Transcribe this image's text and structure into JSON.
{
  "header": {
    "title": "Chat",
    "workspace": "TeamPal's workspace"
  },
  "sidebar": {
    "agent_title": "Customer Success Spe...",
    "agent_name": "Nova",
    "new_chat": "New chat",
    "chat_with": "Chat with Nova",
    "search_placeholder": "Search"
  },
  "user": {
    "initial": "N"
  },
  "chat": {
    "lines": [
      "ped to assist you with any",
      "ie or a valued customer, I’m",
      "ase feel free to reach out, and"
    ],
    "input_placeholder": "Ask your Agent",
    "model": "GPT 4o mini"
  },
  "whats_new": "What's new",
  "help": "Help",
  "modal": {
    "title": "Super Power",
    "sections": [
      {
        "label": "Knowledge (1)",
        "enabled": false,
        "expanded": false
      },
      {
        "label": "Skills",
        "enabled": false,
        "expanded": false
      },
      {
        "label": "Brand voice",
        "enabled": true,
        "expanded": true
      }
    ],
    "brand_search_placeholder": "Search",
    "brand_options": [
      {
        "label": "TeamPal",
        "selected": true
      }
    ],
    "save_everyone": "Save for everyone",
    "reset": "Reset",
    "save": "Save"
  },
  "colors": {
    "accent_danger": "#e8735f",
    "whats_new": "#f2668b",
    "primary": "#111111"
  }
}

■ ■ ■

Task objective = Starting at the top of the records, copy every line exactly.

Your solution =
Transcribe this image's text and structure into JSON.
{
  "header": {
    "title": "Chat",
    "workspace": "TeamPal's workspace"
  },
  "sidebar": {
    "agent_title": "Customer Success Spe...",
    "agent_name": "Nova",
    "new_chat": "New chat",
    "chat_with": "Chat with Nova",
    "search_placeholder": "Search"
  },
  "user": {
    "initial": "N"
  },
  "chat": {
    "lines": [
      "ped to assist you with any",
      "ie or a valued customer, I’m",
      "ase feel free to reach out, and"
    ],
    "input_placeholder": "Ask your Agent",
    "model": "GPT 4o mini"
  },
  "whats_new": "What's new",
  "help": "Help",
  "modal": {
    "title": "Super Power",
    "sections": [
      {
        "label": "Knowledge (1)",
        "enabled": false,
        "expanded": false
      },
      {
        "label": "Skills",
        "enabled": false,
        "expanded": false
      },
      {
        "label": "Brand voice",
        "enabled": true,
        "expanded": true
      }
    ],
    "brand_search_placeholder": "Search",
    "brand_options": [
      {
        "label": "TeamPal",
        "selected": true
      }
    ],
    "save_everyone": "Save for everyone",
    "reset": "Reset",
    "save": "Save"
  },
  "colors": {
    "accent_danger": "#e8735f",
    "whats_new": "#f2668b",
    "primary": "#111111"
  }
}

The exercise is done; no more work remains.